** WHAT TO PRODUCE **
Print out the data below. Do not alter a single line.

** Interface dataset entries **
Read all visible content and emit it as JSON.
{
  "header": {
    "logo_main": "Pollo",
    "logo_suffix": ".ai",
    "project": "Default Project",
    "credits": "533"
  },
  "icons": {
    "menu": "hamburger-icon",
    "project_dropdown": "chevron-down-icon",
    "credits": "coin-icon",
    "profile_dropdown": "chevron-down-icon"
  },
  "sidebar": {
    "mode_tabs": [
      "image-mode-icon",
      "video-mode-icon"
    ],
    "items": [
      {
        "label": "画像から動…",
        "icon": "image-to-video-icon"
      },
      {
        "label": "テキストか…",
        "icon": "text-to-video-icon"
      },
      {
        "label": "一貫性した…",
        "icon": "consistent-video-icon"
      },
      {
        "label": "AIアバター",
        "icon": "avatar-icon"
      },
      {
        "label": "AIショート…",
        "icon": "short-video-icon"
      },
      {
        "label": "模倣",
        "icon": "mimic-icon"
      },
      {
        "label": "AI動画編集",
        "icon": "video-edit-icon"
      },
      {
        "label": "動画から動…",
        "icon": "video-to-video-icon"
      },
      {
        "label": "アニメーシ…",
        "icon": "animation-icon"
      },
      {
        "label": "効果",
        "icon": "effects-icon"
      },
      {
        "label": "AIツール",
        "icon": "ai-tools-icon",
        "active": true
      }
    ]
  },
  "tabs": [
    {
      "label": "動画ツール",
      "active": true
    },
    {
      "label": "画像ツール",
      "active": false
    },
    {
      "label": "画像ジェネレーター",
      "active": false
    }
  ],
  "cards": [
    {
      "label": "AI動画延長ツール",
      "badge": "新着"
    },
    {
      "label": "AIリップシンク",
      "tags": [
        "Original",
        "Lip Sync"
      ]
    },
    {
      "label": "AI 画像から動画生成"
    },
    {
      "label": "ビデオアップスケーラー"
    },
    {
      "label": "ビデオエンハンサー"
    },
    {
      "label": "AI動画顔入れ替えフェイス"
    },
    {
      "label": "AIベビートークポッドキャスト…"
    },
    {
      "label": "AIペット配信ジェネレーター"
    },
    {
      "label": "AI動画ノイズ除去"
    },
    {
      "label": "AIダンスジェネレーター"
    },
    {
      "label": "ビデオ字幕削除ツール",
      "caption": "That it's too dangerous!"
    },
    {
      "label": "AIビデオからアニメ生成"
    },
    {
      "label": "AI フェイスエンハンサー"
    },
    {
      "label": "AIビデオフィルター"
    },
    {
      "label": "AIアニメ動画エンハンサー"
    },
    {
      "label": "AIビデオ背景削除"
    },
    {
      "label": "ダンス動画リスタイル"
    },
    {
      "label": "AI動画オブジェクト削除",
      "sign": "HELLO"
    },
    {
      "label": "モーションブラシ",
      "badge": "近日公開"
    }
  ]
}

** OUTPUT BELOW **
Read all visible content and emit it as JSON.
{
  "header": {
    "logo_main": "Pollo",
    "logo_suffix": ".ai",
    "project": "Default Project",
    "credits": "533"
  },
  "icons": {
    "menu": "hamburger-icon",
    "project_dropdown": "chevron-down-icon",
    "credits": "coin-icon",
    "profile_dropdown": "chevron-down-icon"
  },
  "sidebar": {
    "mode_tabs": [
      "image-mode-icon",
      "video-mode-icon"
    ],
    "items": [
      {
        "label": "画像から動…",
        "icon": "image-to-video-icon"
      },
      {
        "label": "テキストか…",
        "icon": "text-to-video-icon"
      },
      {
        "label": "一貫性した…",
        "icon": "consistent-video-icon"
      },
      {
        "label": "AIアバター",
        "icon": "avatar-icon"
      },
      {
        "label": "AIショート…",
        "icon": "short-video-icon"
      },
      {
        "label": "模倣",
        "icon": "mimic-icon"
      },
      {
        "label": "AI動画編集",
        "icon": "video-edit-icon"
      },
      {
        "label": "動画から動…",
        "icon": "video-to-video-icon"
      },
      {
        "label": "アニメーシ…",
        "icon": "animation-icon"
      },
      {
        "label": "効果",
        "icon": "effects-icon"
      },
      {
        "label": "AIツール",
        "icon": "ai-tools-icon",
        "active": true
      }
    ]
  },
  "tabs": [
    {
      "label": "動画ツール",
      "active": true
    },
    {
      "label": "画像ツール",
      "active": false
    },
    {
      "label": "画像ジェネレーター",
      "active": false
    }
  ],
  "cards": [
    {
      "label": "AI動画延長ツール",
      "badge": "新着"
    },
    {
      "label": "AIリップシンク",
      "tags": [
        "Original",
        "Lip Sync"
      ]
    },
    {
      "label": "AI 画像から動画生成"
    },
    {
      "label": "ビデオアップスケーラー"
    },
    {
      "label": "ビデオエンハンサー"
    },
    {
      "label": "AI動画顔入れ替えフェイス"
    },
    {
      "label": "AIベビートークポッドキャスト…"
    },
    {
      "label": "AIペット配信ジェネレーター"
    },
    {
      "label": "AI動画ノイズ除去"
    },
    {
      "label": "AIダンスジェネレーター"
    },
    {
      "label": "ビデオ字幕削除ツール",
      "caption": "That it's too dangerous!"
    },
    {
      "label": "AIビデオからアニメ生成"
    },
    {
      "label": "AI フェイスエンハンサー"
    },
    {
      "label": "AIビデオフィルター"
    },
    {
      "label": "AIアニメ動画エンハンサー"
    },
    {
      "label": "AIビデオ背景削除"
    },
    {
      "label": "ダンス動画リスタイル"
    },
    {
      "label": "AI動画オブジェクト削除",
      "sign": "HELLO"
    },
    {
      "label": "モーションブラシ",
      "badge": "近日公開"
    }
  ]
}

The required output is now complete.